The magazine mogul made a name for himself six decades ago when he published the first issue of Playboy, which had pages of photos of naked women, including Marilyn Monroe. Hefner shattered the taboos surrounding sex and nudity at the time, his son, Cooper Hefner, Playboy’s chief creative officer, said in a statement.
"My father lived an exceptional and impactful life as a media and cultural pioneer and a leading voice behind some of the most significant social and cultural movements of our time in advocating free speech, civil rights and sexual freedom,” the younger Hefner said in a statement.
Before he rose to fame in the 1950s, Hugh Hefner had served in the U.S. Army and worked in the magazine publishing industry, Playboy Enterprises said. The Chicago-born trailblazer first started circulating Playboy in December 1953 with money he borrowed from family and friends and with furniture he put up as collateral for a loan, the company said.

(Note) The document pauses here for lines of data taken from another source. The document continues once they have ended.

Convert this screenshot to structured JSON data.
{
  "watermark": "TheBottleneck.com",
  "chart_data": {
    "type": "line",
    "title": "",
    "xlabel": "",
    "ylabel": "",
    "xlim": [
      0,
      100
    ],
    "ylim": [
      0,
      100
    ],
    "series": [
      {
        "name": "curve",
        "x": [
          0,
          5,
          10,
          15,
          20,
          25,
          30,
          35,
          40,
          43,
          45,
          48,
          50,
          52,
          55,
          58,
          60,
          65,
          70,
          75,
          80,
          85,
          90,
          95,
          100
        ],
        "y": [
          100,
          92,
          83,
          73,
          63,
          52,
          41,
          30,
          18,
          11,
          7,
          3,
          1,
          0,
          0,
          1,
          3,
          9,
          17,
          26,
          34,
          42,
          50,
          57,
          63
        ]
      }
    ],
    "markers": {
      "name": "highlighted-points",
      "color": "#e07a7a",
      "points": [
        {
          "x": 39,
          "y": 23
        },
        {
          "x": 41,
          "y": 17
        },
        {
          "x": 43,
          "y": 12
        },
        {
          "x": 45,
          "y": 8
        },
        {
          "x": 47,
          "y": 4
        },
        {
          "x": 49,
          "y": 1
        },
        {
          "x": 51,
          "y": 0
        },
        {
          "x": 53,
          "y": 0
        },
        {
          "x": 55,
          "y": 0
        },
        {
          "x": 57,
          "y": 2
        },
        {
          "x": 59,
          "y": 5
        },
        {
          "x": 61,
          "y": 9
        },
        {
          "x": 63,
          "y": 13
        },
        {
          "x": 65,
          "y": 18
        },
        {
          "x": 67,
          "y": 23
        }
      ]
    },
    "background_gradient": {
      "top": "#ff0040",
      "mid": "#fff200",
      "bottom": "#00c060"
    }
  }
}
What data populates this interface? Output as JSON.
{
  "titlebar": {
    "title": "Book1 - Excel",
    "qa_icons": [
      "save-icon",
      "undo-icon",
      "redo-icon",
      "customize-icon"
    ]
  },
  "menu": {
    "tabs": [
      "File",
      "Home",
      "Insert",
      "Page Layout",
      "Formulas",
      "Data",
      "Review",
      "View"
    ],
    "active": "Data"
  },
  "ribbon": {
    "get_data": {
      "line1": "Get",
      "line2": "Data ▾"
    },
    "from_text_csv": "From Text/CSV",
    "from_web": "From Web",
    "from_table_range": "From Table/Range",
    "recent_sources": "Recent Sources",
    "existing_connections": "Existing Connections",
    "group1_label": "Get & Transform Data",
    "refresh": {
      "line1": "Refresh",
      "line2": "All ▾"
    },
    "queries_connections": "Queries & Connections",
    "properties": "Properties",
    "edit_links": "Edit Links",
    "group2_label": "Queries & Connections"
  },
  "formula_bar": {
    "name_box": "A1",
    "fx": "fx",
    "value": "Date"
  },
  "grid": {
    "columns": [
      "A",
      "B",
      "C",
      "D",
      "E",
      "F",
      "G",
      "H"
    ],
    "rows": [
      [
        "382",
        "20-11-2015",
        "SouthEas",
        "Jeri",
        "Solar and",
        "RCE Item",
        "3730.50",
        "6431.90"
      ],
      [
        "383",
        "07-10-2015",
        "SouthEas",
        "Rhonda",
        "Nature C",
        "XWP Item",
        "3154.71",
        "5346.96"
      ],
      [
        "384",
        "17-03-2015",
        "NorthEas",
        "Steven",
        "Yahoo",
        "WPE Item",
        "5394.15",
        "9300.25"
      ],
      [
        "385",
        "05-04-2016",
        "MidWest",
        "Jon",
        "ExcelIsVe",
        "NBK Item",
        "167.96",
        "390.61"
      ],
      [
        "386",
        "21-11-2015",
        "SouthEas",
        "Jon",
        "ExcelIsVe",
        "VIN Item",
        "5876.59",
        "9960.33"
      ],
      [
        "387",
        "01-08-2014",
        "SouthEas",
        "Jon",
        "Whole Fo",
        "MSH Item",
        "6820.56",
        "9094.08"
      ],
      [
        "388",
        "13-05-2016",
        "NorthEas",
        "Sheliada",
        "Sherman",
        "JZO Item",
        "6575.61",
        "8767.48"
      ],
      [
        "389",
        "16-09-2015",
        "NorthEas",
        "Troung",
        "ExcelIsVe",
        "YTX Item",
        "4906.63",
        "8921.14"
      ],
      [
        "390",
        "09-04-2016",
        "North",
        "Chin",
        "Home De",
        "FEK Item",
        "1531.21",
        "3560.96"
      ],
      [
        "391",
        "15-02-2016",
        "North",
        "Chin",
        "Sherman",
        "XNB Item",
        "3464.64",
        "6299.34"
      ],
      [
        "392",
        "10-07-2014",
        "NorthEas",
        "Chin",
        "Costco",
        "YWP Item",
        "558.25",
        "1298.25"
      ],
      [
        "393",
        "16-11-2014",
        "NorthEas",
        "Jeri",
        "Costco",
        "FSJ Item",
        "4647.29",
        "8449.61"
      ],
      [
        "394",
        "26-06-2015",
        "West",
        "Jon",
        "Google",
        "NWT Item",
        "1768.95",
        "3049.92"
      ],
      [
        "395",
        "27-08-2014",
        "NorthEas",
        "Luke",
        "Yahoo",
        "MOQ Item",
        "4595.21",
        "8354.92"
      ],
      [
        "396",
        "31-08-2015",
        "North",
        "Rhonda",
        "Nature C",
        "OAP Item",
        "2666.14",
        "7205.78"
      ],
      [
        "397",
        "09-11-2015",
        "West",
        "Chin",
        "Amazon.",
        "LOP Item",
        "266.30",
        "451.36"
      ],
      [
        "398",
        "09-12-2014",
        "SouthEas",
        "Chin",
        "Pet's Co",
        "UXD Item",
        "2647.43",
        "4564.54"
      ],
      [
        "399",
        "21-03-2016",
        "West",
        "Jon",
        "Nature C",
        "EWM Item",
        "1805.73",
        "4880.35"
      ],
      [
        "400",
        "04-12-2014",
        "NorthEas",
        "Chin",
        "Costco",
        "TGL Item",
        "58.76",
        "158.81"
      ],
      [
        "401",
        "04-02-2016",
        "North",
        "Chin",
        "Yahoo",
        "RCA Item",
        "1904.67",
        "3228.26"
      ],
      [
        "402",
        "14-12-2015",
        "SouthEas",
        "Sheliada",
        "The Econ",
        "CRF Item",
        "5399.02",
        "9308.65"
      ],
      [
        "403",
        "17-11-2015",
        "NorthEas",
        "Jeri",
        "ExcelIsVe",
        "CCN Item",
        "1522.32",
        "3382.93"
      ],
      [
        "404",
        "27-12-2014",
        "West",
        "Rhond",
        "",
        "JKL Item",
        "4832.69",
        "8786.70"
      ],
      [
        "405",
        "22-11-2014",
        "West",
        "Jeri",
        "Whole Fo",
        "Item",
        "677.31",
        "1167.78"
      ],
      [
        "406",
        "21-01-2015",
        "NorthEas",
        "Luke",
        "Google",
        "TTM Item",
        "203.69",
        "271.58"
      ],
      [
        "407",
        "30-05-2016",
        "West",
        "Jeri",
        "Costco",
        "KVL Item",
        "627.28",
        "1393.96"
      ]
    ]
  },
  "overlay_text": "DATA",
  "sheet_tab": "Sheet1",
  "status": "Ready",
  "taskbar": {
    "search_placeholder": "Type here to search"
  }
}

In 2009, Hefner told TIME he “dramatically” changed the notion of sex in America. That was one of his proudest accomplishments, he told the New York Times in 1992. “That gives me great satisfaction,” he said.